Dogs and The Dangers of Clifftops
Having just returned from a wonderful walking holiday on the Gower Peninsula, I came across an article about the dangers of high cliffs for dog walkers. Sadly, there have been numerous occurrences of dogs falling from cliff edges across Britain. Many have been seriously injured. Tragically, some have died. Holidays4Dogs finds out more about the dangers of clifftops. Read on for tips and advice for keeping your dog safe along coastal cliffs.
There are miles and miles of wonderful coastal walks around the UK. However, many of these areas can be quite treacherous for people and animals. Many footpaths are very steep and narrow, dropping down drastically onto rocky outcrops.
Accidents can happen.
In October this year, a miniature dachshund survived a 40-foot fall after chasing rabbits up a clifftop in Bridlington, East Riding. HM Coastguard was called as Nellie could not be found. In her attempt, to rescue the pup named Nellie, owner Jacqui Darrington also got stuck on the cliff face. The dog sustained injuries including, a fractured shoulder blade and rib damage. Thankfully, she made a full recovery.
There are lots of other similar incidents each year across the UK and this includes dogs chasing livestock over the edge of cliffs, all of which highlight the fact that owners need to be more aware when walking their dogs in these areas.
The coastguard’s priority is to save human lives and while they will save animals if they are in difficulty, they can only really do this if conditions are favourable. They advise against owners trying to rescue dogs themselves, as this could put them at serious risk too.

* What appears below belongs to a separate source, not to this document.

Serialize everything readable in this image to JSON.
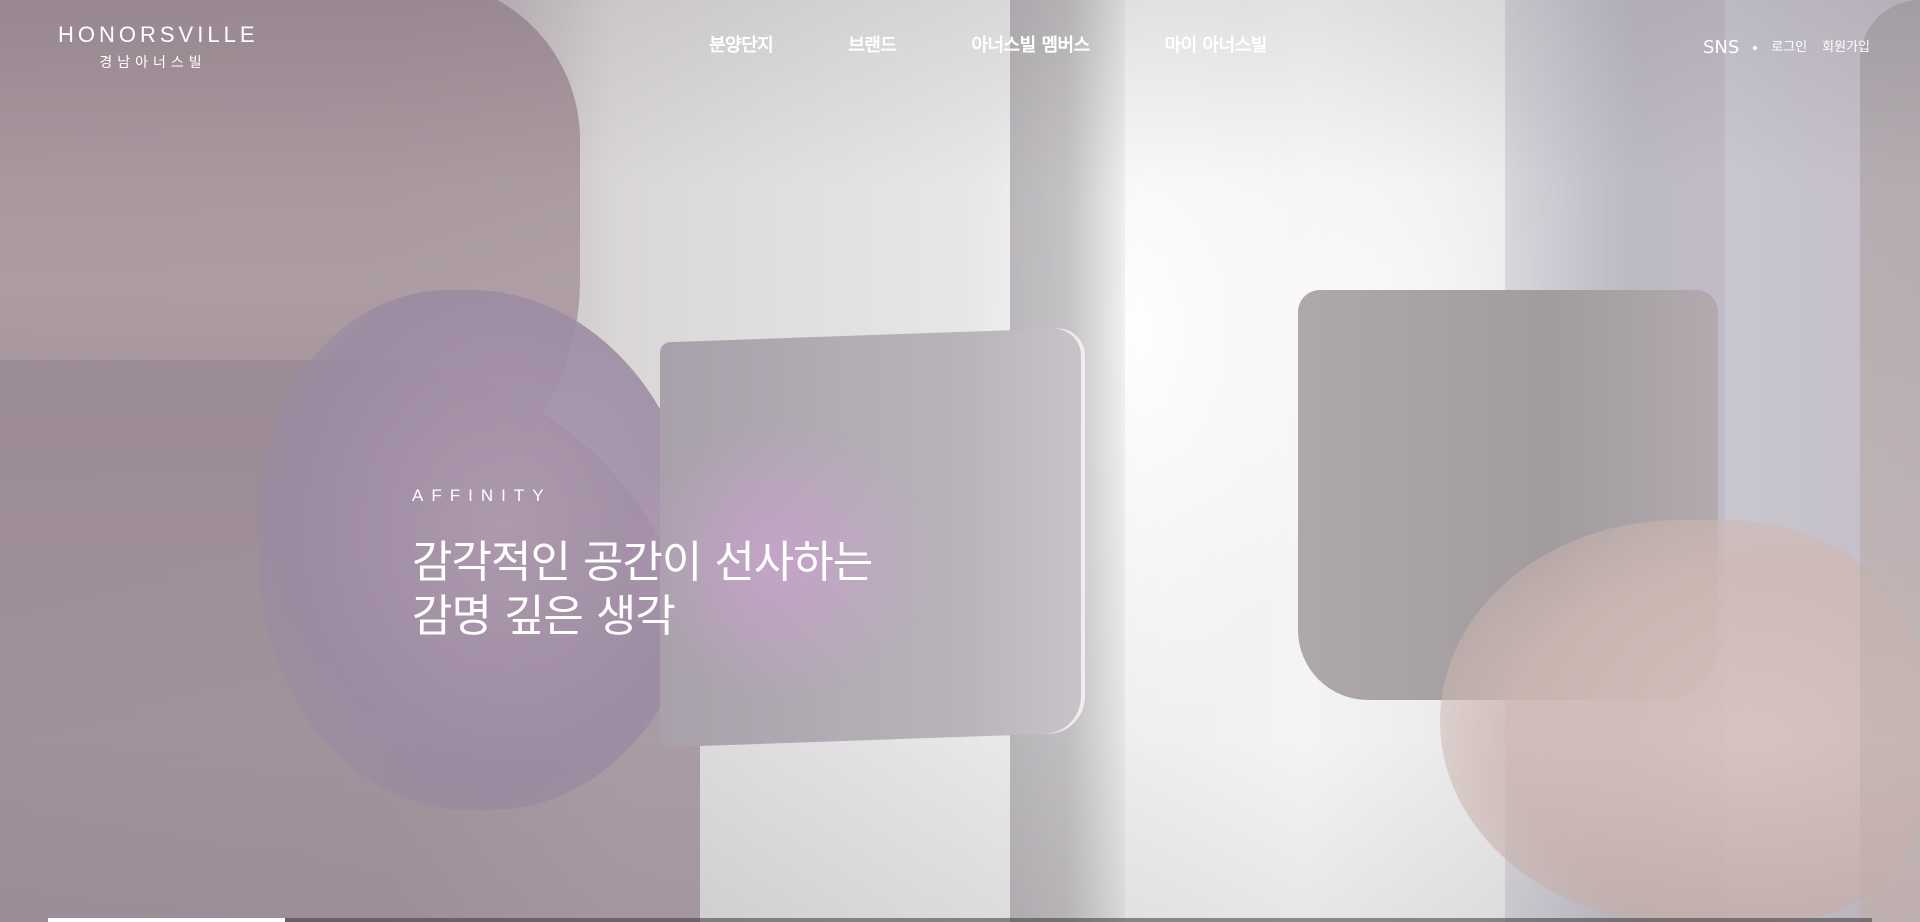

In 2015, one woman walking her dogs along the edge of a Dorset beauty spot, plunged 100 feet over the cliff face. Miraculously, she survived the fall with only minor back injuries. However, she had been trying to save one of her dogs that had got into difficulty on the cliff edge.

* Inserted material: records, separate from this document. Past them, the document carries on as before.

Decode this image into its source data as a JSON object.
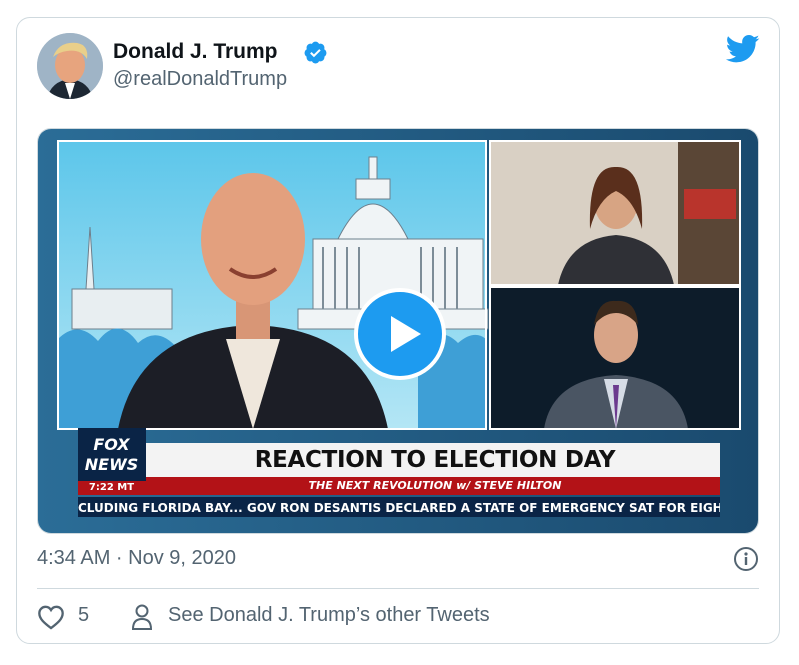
{
  "author": {
    "name": "Donald J. Trump",
    "handle": "@realDonaldTrump",
    "verified": true
  },
  "media": {
    "headline": "REACTION TO ELECTION DAY",
    "show": "THE NEXT REVOLUTION w/ STEVE HILTON",
    "crawl": "CLUDING FLORIDA BAY...   GOV RON DESANTIS DECLARED A STATE OF EMERGENCY SAT FOR EIGHT COUNT",
    "channel_logo_text": "FOX NEWS",
    "time": "7:22 MT"
  },
  "meta": {
    "timestamp": "4:34 AM · Nov 9, 2020"
  },
  "actions": {
    "likes": "5",
    "other_tweets": "See Donald J. Trump’s other Tweets"
  },
  "colors": {
    "twitter_blue": "#1d9bf0",
    "text_primary": "#0f1419",
    "text_secondary": "#536471",
    "border": "#cfd9de"
  },
  "icons": [
    "verified-badge-icon",
    "twitter-bird-icon",
    "play-icon",
    "info-icon",
    "heart-icon",
    "person-icon"
  ]
}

High-energy dogs, such as hunting dogs, are often at greater risk of falling from cliff-top paths, especially if they are following a scent. Some dogs have a penchant for chasing birds, or rabbits, that spring unexpectedly from the undergrowth. However, this can often lead them quickly off a cliff edge. Potential injuries from falling from such treacherous heights vary from cuts and bruises to fractured limbs, punctured lungs and sometimes, death. The dangers of clifftops are a very real hazard to off-lead dogs.

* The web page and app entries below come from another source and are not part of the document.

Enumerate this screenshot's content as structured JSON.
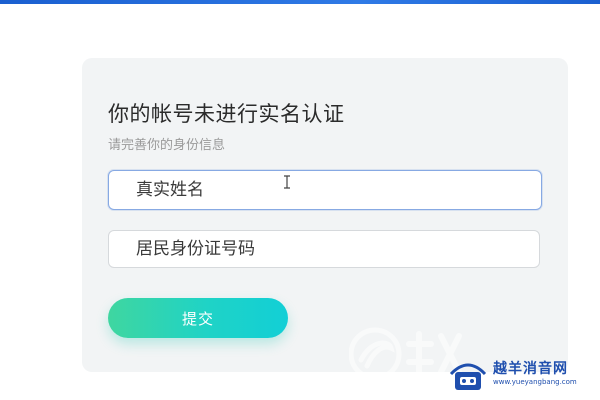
{
  "colors": {
    "accent_start": "#3fd6a0",
    "accent_end": "#12cfd6",
    "focus_border": "#87a9e3",
    "card_bg": "#f2f4f5",
    "top_bar": "#2f7ae6"
  },
  "form": {
    "title": "你的帐号未进行实名认证",
    "subtitle": "请完善你的身份信息",
    "name_field": {
      "placeholder": "真实姓名",
      "value": ""
    },
    "id_field": {
      "placeholder": "居民身份证号码",
      "value": ""
    },
    "submit_label": "提交"
  },
  "watermark": {
    "site_name": "越羊消音网",
    "site_url": "www.yueyangbang.com"
  },
  "icons": {
    "cursor": "text-cursor-icon",
    "watermark_logo": "swirl-logo-icon",
    "badge_logo": "bang-logo-icon"
  }
}
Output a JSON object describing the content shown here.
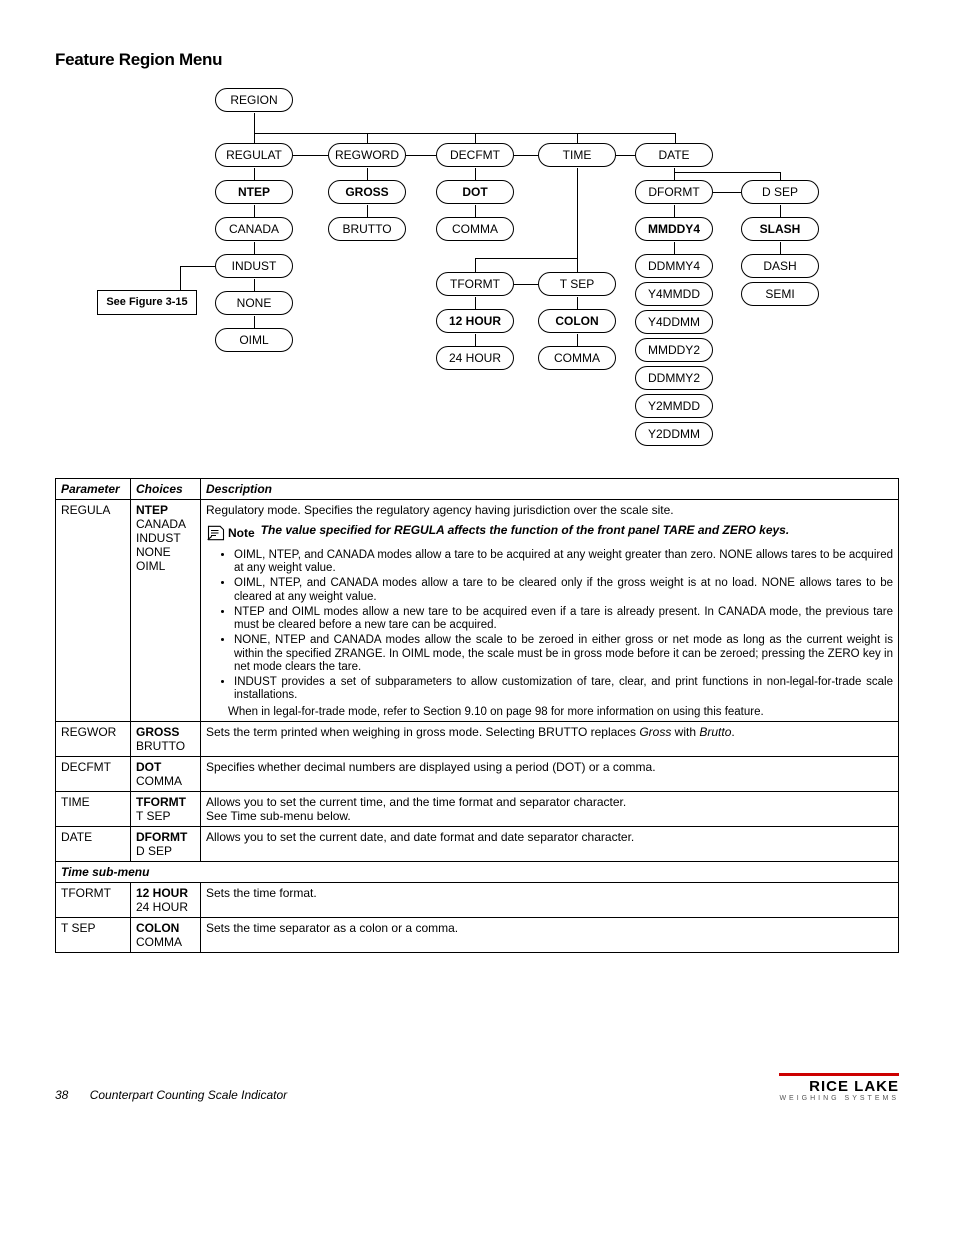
{
  "title": "Feature Region Menu",
  "figref": "See Figure 3-15",
  "diagram": {
    "root": "REGION",
    "row2": [
      "REGULAT",
      "REGWORD",
      "DECFMT",
      "TIME",
      "DATE"
    ],
    "regulat": {
      "sel": "NTEP",
      "opts": [
        "CANADA",
        "INDUST",
        "NONE",
        "OIML"
      ]
    },
    "regword": {
      "sel": "GROSS",
      "opts": [
        "BRUTTO"
      ]
    },
    "decfmt": {
      "sel": "DOT",
      "opts": [
        "COMMA"
      ]
    },
    "time_sub": {
      "t": "TFORMT",
      "s": "T SEP",
      "tformt": {
        "sel": "12 HOUR",
        "opts": [
          "24 HOUR"
        ]
      },
      "tsep": {
        "sel": "COLON",
        "opts": [
          "COMMA"
        ]
      }
    },
    "date_sub": {
      "d": "DFORMT",
      "s": "D SEP",
      "dformt": {
        "sel": "MMDDY4",
        "opts": [
          "DDMMY4",
          "Y4MMDD",
          "Y4DDMM",
          "MMDDY2",
          "DDMMY2",
          "Y2MMDD",
          "Y2DDMM"
        ]
      },
      "dsep": {
        "sel": "SLASH",
        "opts": [
          "DASH",
          "SEMI"
        ]
      }
    }
  },
  "table": {
    "headers": [
      "Parameter",
      "Choices",
      "Description"
    ],
    "rows": [
      {
        "param": "REGULA",
        "choices_bold": "NTEP",
        "choices": [
          "CANADA",
          "INDUST",
          "NONE",
          "OIML"
        ],
        "desc_lead": "Regulatory mode. Specifies the regulatory agency having jurisdiction over the scale site.",
        "note": "The value specified for REGULA affects the function of the front panel TARE and ZERO keys.",
        "bullets": [
          "OIML, NTEP, and CANADA modes allow a tare to be acquired at any weight greater than zero. NONE allows tares to be acquired at any weight value.",
          "OIML, NTEP, and CANADA modes allow a tare to be cleared only if the gross weight is at no load. NONE allows tares to be cleared at any weight value.",
          "NTEP and OIML modes allow a new tare to be acquired even if a tare is already present. In CANADA mode, the previous tare must be cleared before a new tare can be acquired.",
          "NONE, NTEP and CANADA modes allow the scale to be zeroed in either gross or net mode as long as the current weight is within the specified ZRANGE. In OIML mode, the scale must be in gross mode before it can be zeroed; pressing the ZERO key in net mode clears the tare.",
          "INDUST provides a set of subparameters to allow customization of tare, clear, and print functions in non-legal-for-trade scale installations."
        ],
        "after": "When in legal-for-trade mode, refer to Section 9.10 on page 98 for more information on using this feature."
      },
      {
        "param": "REGWOR",
        "choices_bold": "GROSS",
        "choices": [
          "BRUTTO"
        ],
        "desc": "Sets the term printed when weighing in gross mode. Selecting BRUTTO replaces Gross with Brutto."
      },
      {
        "param": "DECFMT",
        "choices_bold": "DOT",
        "choices": [
          "COMMA"
        ],
        "desc": "Specifies whether decimal numbers are displayed using a period (DOT) or a comma."
      },
      {
        "param": "TIME",
        "choices_bold": "TFORMT",
        "choices": [
          "T SEP"
        ],
        "desc": "Allows you to set the current time, and the time format and separator character.\nSee Time sub-menu below."
      },
      {
        "param": "DATE",
        "choices_bold": "DFORMT",
        "choices": [
          "D SEP"
        ],
        "desc": "Allows you to set the current date, and date format and date separator character."
      }
    ],
    "submenu_label": "Time sub-menu",
    "subrows": [
      {
        "param": "TFORMT",
        "choices_bold": "12 HOUR",
        "choices": [
          "24 HOUR"
        ],
        "desc": "Sets the time format."
      },
      {
        "param": "T SEP",
        "choices_bold": "COLON",
        "choices": [
          "COMMA"
        ],
        "desc": "Sets the time separator as a colon or a comma."
      }
    ]
  },
  "footer": {
    "page": "38",
    "doc": "Counterpart Counting Scale Indicator",
    "brand": "RICE LAKE",
    "tag": "WEIGHING SYSTEMS"
  },
  "note_label": "Note"
}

It is important to be aware of your surroundings, your dog’s behaviour and response levels. If in doubt, always put your dog on the lead when walking along coastal footpaths. Cliff gradients can be very deceptive and in wet weather, particularly, the edges of cliffs can become very unstable and slippery. It is also good to be considerate to other walkers when walking along narrow paths and make sure your dog does not cause others to lose their footing. The best place for your dog to run free is when you can safely get down onto the beach.
If you or your dog does get into difficulty, or you spot someone else in trouble, call 999 and ask for the coastguard.